One thing I noticed about Eric, was how wide his shoulders had gotten -- as if he's been eating too many GM foods. And before you accuse me of blasphemy: I think Adam agrees with me. In one of the bits of banter between the songs, he mentioned that having been on the road together for so long, they can now recognise who's taking a shower by the sound the water makes as it cascades over them. "Eric has bigger shoulders. I'm kinda hairy and it soaks up the water. Jordan showers with his clothes on."
Of course, I tried to take some pictures, but those pesky boys just won't stand still. However, rosamundeb, who is a far better photographer than I can ever hope to become, has put up some amazingly clear photos on her LJ here, which I hope she will forgive me for directing you to.
Anyways, Try Too Hard has been revived, and another new (to me, at least) song I heard was called Waiting For You. For the off-mic encore, they went with old favourite God Will, for which the next artist on the bill came out to sing with them.
I had only ever heard one David Berkeley song before, A Moon Song, from his debut album The Confluence. I like it a lot, yet it had never inspired me to want to find out more about this singer-songwriter. And after CoRo, I didn't think I could be impressed by anyone else. I was wrong. David seems to be the kind of instinctive poet almost, who paints a picture in words and creates an atmosphere in sound...if you know what I mean. And if not, I won't try to explain it further. But do listen to him, if you get the chance. He's worth hearing.
Jordan was on double duty, by the way, playing the banjo for David, who was also assisted by talented bass player Tyler Gibbons. There aren't many can lay down a good bass line to a folk song, but he can do so without seemingly having to try.
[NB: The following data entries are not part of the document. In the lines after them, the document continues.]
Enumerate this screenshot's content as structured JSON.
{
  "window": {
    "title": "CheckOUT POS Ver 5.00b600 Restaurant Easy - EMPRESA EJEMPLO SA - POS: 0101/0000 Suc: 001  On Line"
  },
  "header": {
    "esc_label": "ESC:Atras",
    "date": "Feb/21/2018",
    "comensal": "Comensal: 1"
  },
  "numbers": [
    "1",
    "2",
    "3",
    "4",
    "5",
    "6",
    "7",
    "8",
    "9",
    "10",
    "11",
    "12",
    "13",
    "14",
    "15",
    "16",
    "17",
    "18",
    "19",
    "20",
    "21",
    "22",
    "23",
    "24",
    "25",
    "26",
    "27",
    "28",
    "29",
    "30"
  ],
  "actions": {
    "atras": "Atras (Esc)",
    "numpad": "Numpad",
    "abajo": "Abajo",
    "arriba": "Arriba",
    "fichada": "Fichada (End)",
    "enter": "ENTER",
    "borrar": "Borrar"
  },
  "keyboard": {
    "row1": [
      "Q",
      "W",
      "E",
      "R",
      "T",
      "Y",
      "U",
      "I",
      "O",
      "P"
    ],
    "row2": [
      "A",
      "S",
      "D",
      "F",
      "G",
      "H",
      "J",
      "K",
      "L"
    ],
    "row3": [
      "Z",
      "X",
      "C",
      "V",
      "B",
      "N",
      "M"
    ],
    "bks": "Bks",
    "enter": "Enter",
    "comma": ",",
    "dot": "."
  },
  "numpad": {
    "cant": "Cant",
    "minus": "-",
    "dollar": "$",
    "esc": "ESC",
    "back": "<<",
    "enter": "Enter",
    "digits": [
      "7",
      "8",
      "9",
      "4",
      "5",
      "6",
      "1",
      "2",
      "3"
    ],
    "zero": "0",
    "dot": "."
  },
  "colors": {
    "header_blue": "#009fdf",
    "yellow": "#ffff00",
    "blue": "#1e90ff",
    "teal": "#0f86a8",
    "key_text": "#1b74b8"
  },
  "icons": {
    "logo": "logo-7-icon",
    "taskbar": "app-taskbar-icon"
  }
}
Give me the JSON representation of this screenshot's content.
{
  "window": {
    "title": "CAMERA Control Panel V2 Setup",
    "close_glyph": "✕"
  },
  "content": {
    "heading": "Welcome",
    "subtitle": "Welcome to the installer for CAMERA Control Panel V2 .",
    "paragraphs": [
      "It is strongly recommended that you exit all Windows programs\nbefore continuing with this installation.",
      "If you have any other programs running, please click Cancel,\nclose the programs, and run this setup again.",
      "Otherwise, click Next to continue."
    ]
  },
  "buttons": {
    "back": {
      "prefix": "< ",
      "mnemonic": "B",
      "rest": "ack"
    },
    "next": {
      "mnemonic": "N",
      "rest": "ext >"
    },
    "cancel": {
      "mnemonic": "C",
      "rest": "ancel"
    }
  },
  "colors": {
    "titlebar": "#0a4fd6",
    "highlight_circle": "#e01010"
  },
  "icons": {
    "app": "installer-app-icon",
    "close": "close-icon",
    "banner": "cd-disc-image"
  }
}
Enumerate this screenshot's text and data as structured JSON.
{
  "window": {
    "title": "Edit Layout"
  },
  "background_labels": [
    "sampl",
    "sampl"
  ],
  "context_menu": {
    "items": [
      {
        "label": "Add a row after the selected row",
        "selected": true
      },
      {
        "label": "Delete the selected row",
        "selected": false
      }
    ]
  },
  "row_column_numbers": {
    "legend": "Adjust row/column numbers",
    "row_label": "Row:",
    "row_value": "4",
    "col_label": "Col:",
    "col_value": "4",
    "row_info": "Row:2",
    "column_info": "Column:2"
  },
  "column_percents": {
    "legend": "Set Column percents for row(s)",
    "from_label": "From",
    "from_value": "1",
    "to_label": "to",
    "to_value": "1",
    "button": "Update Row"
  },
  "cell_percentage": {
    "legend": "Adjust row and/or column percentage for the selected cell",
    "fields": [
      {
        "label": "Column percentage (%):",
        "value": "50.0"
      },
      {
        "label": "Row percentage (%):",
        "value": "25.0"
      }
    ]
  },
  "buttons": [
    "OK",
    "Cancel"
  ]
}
We returned to the B&B on a high, and didn't get much sleep, partly because we stayed up too late, and partly because there was some sort of altercation taking place in the street some time in the wee small hours. But who needs sleep when there is another gig to get to? Cambridge, here we come!